What to produce: Find every line below with the string "title" and pick it out.

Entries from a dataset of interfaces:
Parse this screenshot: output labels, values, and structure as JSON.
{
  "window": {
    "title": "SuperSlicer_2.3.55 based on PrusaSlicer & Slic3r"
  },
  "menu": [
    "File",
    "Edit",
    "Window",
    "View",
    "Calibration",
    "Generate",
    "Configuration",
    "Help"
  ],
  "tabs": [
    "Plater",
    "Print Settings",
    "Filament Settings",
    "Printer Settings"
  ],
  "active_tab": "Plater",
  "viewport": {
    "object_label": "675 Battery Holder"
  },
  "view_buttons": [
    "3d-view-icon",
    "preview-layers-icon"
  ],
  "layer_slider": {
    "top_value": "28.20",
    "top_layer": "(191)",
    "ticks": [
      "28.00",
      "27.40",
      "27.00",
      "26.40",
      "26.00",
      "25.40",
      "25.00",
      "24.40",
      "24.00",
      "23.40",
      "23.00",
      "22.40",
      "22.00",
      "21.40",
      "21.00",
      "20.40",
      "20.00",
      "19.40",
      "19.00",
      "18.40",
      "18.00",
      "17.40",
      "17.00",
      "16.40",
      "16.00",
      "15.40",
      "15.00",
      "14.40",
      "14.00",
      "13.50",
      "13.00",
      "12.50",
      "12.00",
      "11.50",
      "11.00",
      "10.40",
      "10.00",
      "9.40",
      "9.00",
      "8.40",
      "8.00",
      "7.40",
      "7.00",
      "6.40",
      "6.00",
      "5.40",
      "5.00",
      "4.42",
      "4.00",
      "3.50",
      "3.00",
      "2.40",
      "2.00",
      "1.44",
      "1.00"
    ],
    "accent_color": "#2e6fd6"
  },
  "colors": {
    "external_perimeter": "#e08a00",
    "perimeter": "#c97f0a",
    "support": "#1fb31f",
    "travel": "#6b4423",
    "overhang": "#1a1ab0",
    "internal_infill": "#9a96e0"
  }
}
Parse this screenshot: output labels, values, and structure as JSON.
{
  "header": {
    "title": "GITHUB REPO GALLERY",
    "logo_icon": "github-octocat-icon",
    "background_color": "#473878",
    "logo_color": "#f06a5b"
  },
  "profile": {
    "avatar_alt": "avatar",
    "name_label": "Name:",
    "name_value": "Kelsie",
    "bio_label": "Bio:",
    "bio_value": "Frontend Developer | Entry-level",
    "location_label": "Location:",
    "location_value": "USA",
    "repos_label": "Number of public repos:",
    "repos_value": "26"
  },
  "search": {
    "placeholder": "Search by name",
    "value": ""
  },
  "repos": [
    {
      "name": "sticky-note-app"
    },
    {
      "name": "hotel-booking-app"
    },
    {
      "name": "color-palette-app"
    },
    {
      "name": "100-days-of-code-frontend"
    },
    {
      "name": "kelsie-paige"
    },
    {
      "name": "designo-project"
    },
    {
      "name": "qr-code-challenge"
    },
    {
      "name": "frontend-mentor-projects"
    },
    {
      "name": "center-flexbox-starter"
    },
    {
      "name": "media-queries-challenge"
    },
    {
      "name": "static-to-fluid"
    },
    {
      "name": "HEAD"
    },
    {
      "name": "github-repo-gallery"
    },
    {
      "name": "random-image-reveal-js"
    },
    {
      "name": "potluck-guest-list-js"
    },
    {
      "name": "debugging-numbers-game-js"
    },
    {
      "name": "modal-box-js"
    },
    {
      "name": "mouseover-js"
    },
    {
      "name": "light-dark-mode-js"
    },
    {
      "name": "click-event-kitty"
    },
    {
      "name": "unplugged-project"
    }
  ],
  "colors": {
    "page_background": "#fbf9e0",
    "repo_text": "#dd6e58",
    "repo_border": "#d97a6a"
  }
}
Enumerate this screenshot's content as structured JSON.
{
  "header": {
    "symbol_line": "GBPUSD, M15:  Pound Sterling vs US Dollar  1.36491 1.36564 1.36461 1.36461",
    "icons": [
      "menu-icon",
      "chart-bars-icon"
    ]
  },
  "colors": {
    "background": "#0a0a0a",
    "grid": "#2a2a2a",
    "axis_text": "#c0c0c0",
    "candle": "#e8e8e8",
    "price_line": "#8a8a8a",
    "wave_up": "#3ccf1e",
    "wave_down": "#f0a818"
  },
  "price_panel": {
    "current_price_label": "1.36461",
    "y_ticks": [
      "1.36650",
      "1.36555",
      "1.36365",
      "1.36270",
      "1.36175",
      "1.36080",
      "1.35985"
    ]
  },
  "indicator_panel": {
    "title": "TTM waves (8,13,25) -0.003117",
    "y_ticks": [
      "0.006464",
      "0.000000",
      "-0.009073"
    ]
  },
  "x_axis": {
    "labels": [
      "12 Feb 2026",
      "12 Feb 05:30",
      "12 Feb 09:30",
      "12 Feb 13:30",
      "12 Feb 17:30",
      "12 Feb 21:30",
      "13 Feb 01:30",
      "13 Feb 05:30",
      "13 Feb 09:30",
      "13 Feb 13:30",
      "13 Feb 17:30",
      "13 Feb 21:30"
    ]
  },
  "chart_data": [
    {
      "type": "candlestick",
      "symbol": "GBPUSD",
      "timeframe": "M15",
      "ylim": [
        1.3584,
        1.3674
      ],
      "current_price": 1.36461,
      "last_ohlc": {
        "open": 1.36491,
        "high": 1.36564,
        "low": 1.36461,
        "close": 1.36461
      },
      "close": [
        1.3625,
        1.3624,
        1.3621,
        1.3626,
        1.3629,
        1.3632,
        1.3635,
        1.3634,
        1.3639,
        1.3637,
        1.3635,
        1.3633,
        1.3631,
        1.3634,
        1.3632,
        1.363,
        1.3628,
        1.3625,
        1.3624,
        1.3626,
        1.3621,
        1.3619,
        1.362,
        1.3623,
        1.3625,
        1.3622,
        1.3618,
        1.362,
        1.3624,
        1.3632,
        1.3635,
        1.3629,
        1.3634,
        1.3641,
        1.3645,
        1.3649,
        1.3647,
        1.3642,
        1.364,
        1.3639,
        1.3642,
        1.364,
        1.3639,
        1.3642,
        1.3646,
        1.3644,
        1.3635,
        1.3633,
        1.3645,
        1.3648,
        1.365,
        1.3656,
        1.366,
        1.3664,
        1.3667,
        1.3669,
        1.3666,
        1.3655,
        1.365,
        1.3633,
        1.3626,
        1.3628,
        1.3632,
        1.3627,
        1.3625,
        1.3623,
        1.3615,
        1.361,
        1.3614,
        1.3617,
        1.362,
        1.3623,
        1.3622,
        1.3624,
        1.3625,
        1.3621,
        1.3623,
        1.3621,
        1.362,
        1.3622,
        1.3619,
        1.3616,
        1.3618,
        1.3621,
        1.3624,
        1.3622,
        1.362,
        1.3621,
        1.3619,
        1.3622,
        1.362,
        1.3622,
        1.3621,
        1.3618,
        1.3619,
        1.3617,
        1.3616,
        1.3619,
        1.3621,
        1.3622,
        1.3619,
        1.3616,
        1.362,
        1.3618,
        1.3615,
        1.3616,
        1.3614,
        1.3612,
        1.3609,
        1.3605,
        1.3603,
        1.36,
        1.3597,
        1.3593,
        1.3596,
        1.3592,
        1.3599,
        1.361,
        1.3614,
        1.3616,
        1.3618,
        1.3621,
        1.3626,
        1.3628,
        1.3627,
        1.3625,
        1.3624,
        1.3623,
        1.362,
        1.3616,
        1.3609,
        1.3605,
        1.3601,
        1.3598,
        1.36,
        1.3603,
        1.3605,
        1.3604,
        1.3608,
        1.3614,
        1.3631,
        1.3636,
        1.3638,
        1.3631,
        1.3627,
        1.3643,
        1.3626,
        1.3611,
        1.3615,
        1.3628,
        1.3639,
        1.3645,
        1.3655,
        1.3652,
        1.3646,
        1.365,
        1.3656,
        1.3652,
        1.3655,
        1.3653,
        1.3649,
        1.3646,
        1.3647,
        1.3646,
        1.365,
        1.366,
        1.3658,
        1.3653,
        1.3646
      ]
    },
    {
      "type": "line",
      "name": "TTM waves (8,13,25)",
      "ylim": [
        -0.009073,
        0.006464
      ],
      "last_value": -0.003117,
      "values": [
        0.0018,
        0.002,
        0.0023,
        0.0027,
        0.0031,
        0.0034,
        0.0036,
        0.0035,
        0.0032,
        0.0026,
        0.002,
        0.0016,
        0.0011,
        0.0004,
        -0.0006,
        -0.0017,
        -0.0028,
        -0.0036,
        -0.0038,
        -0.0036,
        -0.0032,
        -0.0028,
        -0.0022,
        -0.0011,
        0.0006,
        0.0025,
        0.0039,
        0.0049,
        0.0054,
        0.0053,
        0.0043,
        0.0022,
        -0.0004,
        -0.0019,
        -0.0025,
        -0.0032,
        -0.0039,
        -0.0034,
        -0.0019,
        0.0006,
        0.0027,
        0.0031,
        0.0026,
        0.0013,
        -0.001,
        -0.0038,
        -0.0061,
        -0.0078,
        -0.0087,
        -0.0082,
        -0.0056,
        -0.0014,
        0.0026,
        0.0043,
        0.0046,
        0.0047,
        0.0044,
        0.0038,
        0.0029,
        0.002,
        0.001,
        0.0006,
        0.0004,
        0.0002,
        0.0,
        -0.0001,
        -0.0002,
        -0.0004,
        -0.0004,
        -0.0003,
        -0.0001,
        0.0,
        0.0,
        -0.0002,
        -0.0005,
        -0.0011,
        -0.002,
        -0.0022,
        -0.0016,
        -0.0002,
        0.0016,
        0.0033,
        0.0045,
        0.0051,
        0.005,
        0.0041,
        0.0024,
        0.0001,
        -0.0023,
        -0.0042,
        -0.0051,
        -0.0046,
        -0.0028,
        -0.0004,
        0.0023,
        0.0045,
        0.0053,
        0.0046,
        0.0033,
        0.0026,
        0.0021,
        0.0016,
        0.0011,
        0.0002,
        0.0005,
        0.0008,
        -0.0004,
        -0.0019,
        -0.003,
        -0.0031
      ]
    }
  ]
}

Result for this task:
    "title": "SuperSlicer_2.3.55 based on PrusaSlicer & Slic3r"
    "title": "GITHUB REPO GALLERY",
    "title": "TTM waves (8,13,25) -0.003117",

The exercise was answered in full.